The Stoic Spouse and I have been testing daily, and are thus far staunchly negative. We’re both triple-vaxxed, but I’ve seen too many similarly-inoculated friends endure a really unpleasant ride with Omicron, albeit in a non-hospitally, non-dyingy way, thank goodness. Covid is the Boris Johnson of viruses: it does what it wants, when it wants, with scant regard for rule or convention or morality, so who knows what’s in store. I fear that Omicron has a sense of humour, and now that my second twin is at last deemed fit-for-service, either the Stoic Spouse or I will be struck down.
Fortunately we’d noticed the surge of cases in our village and had forbidden contact with grandparents a week or so before the boys got ill, so at least we haven’t given it to the Twisted Seniors. But all this has not helped the day-job situation, because I’ve mostly been the person-at-home-on-covid-care-duty, since the Stoic Spouse’s job is even less work-from-home friendly than my own. I hate cancelling patients, hate asking people to change to remote rather than face-to-face sessions, but that’s been the reality of working life these past 2.5 weeks. It’s not good. I’m not proud. I don’t want to let my patients down.

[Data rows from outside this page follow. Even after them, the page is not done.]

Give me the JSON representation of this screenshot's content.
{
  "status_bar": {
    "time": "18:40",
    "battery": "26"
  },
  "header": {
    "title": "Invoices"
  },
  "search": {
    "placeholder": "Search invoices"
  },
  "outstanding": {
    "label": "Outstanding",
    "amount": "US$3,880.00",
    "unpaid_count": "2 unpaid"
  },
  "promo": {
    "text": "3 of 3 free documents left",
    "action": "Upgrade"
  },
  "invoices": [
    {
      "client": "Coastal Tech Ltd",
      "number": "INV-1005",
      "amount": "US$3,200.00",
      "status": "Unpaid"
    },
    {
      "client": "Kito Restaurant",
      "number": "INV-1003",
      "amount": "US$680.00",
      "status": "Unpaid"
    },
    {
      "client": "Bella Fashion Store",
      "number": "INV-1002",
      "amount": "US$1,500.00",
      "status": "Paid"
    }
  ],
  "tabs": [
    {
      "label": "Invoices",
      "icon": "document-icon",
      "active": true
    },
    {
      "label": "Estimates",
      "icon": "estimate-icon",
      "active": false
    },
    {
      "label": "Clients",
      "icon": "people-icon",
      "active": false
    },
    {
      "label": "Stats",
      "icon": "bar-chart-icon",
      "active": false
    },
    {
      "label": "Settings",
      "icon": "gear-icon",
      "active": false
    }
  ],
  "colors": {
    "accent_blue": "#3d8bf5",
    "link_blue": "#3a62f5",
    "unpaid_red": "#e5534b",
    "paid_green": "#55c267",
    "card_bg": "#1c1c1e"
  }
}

I don’t know about you, but I’m useless at working from home, even aside from the fact that it stops me seeing people face-to-face. It’s hard to concentrate on writing a psychological report when the postman is ringing the doorbell, the washing machine is beeping to say that it needs unblocking yet again, and at least thirty-seven of my two children are clamoring for their third breakfast of the day. Much as I love the postman (?), washing machine (?!!!) and children ( 🙂 ), I’ll be very glad next week when I can physically return to the hospital and see patients face-to-face. And yes, I do have a tiny bit of perspective and recognize that these are minor woes in comparison with what some of you have endured thanks to this vile virus.
So today was the day when we were finally released from captivity. We went walking for plenty of miles. All was pretty. Look!
But there was a problem. Held in captivity, our legs had grown really rather embarrassingly long. My theory is that this is the equivalent of rodents’ teeth: if you don’t constantly wear them down by walking/running, they grow way too long. Look! Here we all are, going for a walk, looking a little more elongated than is strictly normal:-
A Facebook friend/relative (you know who you are) pointed out that this was the literal manifestation of LONG COVID, and who am I to disagree?
But amongst all this Covid talk, let’s please stay positive. It may be winter, the garden and all its vegetables and wildlife may be hiding under a rock and grumbling I’M COLD, but good times are coming. At first glance, everything looks dormant. But on closer inspection, you see that new life is just getting ready to burst into activity.
In the dark days of winter, and amongst all the crazy, it’s heartening to know that new growth is coming soon. A fresh season awaits. All will be well. And in the meantime, may I show you the exceptionally angry chocolate cake that I’ve just finished baking:-
Stay strong, my friends.